Milk markets made Morning Shots today, but I realized when I was reading the article that I would like to give it more detailed treatment, particularly the following section:
Larry Tande is with the National Holstein Association. Tande says dairy farmers need to figure out a way to control the supply of milk and reduce it when there’s too much. And he’d like to see more government oversight when it comes to the milk processors and distributors.
“Those that advocate for free market, we’ve been there all our lives and look where we’re at. Whether you like it or not, government’s involved now. Giive me a break,” Tande said.
I do not know the gentleman quoted here. However, his remarkable lack of knowledge regarding the history of milk production is alarming.
In 1917 (well before “all our lives” for most of us), the State of New York decided to set milk prices. I don’t know if that was the beginning, but suffice it to say that, in many regards, little has changed since that time.
For a recent example of the “free market” which Tande thinks still exists with regard to milk production, one has only to go back 3 years:
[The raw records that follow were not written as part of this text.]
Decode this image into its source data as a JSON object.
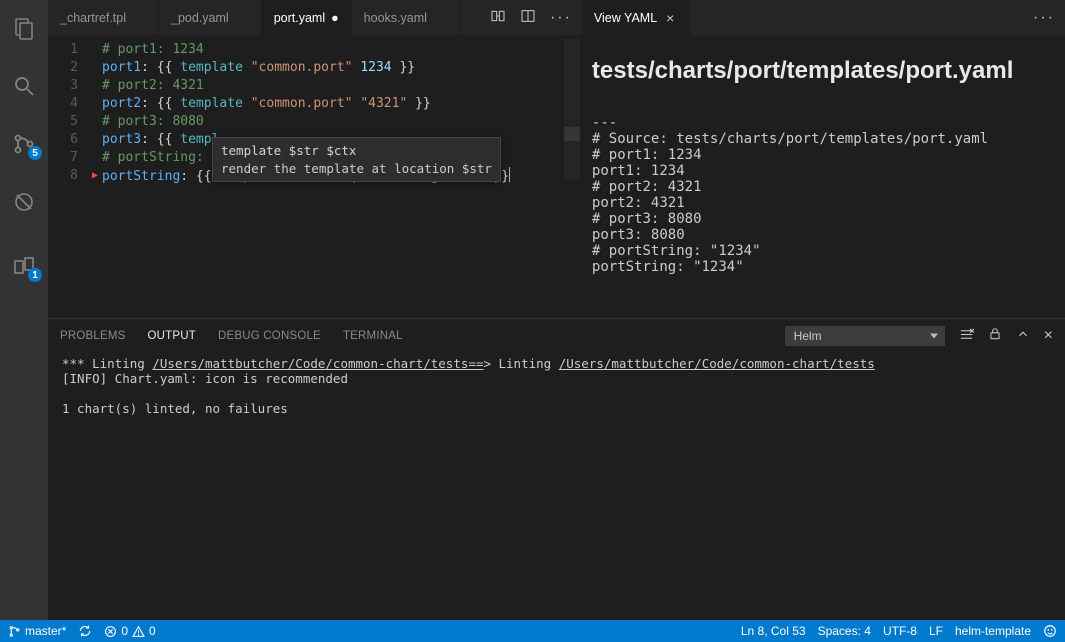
{
  "activity": {
    "scm_badge": "5",
    "diff_badge": "1"
  },
  "tabs_left": [
    {
      "label": "_chartref.tpl",
      "active": false,
      "dirty": false
    },
    {
      "label": "_pod.yaml",
      "active": false,
      "dirty": false
    },
    {
      "label": "port.yaml",
      "active": true,
      "dirty": true
    },
    {
      "label": "hooks.yaml",
      "active": false,
      "dirty": false
    }
  ],
  "tabs_right": [
    {
      "label": "View YAML",
      "active": true
    }
  ],
  "editor": {
    "lines": [
      "1",
      "2",
      "3",
      "4",
      "5",
      "6",
      "7",
      "8"
    ],
    "l1_comment": "# port1: 1234",
    "l2_key": "port1",
    "l2_rest": ": {{ template \"common.port\" 1234 }}",
    "l3_comment": "# port2: 4321",
    "l4_key": "port2",
    "l4_rest": ": {{ template \"common.port\" \"4321\" }}",
    "l5_comment": "# port3: 8080",
    "l6_key": "port3",
    "l6_rest": ": {{ templ",
    "l7_comment": "# portString: \"",
    "l8_key": "portString",
    "l8_rest": ": {{ template \"common.port.string\" 1234 }}"
  },
  "hover": {
    "signature": "template $str $ctx",
    "description": "render the template at location $str"
  },
  "preview": {
    "title": "tests/charts/port/templates/port.yaml",
    "body": "---\n# Source: tests/charts/port/templates/port.yaml\n# port1: 1234\nport1: 1234\n# port2: 4321\nport2: 4321\n# port3: 8080\nport3: 8080\n# portString: \"1234\"\nportString: \"1234\""
  },
  "panel": {
    "tabs": {
      "problems": "PROBLEMS",
      "output": "OUTPUT",
      "debug": "DEBUG CONSOLE",
      "terminal": "TERMINAL"
    },
    "select": "Helm",
    "line1a": "*** Linting ",
    "line1b": "/Users/mattbutcher/Code/common-chart/tests==",
    "line1c": "> Linting ",
    "line1d": "/Users/mattbutcher/Code/common-chart/tests",
    "line2": "[INFO] Chart.yaml: icon is recommended",
    "line3": "1 chart(s) linted, no failures"
  },
  "status": {
    "branch": "master*",
    "errors": "0",
    "warnings": "0",
    "pos": "Ln 8, Col 53",
    "spaces": "Spaces: 4",
    "encoding": "UTF-8",
    "eol": "LF",
    "mode": "helm-template"
  }
}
A maverick dairyman named Hein Hettinga started bottling his own milk and selling it for as much as 20 cents a gallon less than the competition, exercising his right to work outside the rigid system that has controlled U.S. milk production for almost 70 years. Soon the effects were rippling through the state, helping to hold down retail prices at supermarkets and warehouse stores.
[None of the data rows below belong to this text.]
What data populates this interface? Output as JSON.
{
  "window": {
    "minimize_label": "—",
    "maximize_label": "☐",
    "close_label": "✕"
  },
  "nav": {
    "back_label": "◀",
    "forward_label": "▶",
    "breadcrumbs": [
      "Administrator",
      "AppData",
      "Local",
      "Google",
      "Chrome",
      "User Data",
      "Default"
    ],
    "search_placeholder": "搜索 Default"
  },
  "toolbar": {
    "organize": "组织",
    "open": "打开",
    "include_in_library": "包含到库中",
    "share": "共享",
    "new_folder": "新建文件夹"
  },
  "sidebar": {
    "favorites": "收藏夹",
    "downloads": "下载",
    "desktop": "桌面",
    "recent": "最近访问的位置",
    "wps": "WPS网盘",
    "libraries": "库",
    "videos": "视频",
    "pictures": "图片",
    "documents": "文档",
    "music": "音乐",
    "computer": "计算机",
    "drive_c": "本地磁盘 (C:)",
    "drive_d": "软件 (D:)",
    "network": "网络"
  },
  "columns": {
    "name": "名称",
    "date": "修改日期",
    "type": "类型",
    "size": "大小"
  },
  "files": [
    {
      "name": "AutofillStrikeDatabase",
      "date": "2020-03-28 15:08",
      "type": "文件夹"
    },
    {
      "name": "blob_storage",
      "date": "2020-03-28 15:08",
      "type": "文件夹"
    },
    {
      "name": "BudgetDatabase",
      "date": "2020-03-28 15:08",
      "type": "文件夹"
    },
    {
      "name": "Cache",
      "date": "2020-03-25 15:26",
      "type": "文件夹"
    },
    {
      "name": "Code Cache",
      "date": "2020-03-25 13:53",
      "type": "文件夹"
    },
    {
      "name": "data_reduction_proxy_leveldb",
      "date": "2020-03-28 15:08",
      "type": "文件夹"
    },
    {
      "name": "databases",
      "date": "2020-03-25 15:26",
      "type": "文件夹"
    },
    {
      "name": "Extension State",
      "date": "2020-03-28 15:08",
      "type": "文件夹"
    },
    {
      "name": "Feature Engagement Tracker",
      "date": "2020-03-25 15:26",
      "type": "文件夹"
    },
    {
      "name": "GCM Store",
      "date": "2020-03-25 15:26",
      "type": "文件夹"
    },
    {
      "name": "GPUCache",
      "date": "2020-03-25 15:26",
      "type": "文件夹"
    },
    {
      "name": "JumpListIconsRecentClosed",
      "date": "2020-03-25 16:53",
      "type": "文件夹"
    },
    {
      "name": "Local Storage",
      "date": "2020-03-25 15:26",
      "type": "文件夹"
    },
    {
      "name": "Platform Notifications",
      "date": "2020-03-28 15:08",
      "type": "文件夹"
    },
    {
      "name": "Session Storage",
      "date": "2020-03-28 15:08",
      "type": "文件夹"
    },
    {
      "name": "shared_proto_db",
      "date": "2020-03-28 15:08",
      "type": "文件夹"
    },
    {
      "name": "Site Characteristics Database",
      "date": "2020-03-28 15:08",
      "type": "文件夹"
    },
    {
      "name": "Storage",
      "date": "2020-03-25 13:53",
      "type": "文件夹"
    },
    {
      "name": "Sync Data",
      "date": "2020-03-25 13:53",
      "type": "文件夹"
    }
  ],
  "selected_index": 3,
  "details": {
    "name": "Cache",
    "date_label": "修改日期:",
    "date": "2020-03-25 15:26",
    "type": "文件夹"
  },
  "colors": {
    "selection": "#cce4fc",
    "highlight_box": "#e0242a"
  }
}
There you go, the free market at work (just ignore the reference to “the rigid system that has controlled U.S. milk production for almost 70 years”). But, wait, there is more.
That was when a coalition of giant milk companies and dairies, along with their congressional allies, decided to crush Hettinga’s initiative. For three years, the milk lobby spent millions of dollars on lobbying and campaign contributions and made deals with lawmakers, including incoming Senate Majority Leader Harry M. Reid (D-Nev.).
Last March, Congress passed a law reshaping the Western milk market and essentially ending Hettinga’s experiment — all without a single congressional hearing.
Maybe the “free market” system was on vacation?
Most U.S. dairy farmers work within a government system set up in the 1930s to give thousands of small dairies a guaranteed market for their milk and to even out prices for consumers.
Then again, I’m quoting from the Washington Post. Maybe they just got it wrong? Fair enough. From the USDA’s own materials, we have the following:
For some 50 years, price supports have been the backbone of the pricing system for milk and dairy products. The support price underpinned the entire price structure for bulk milk sold by farmers either directly to processors or through cooperatives.
That reference is almost 10 years old. To put it simply, price supports for the last 60 years (by the USDA’s own reckoning) have been ensuring that the milk market in the United States is not a “free market” at all.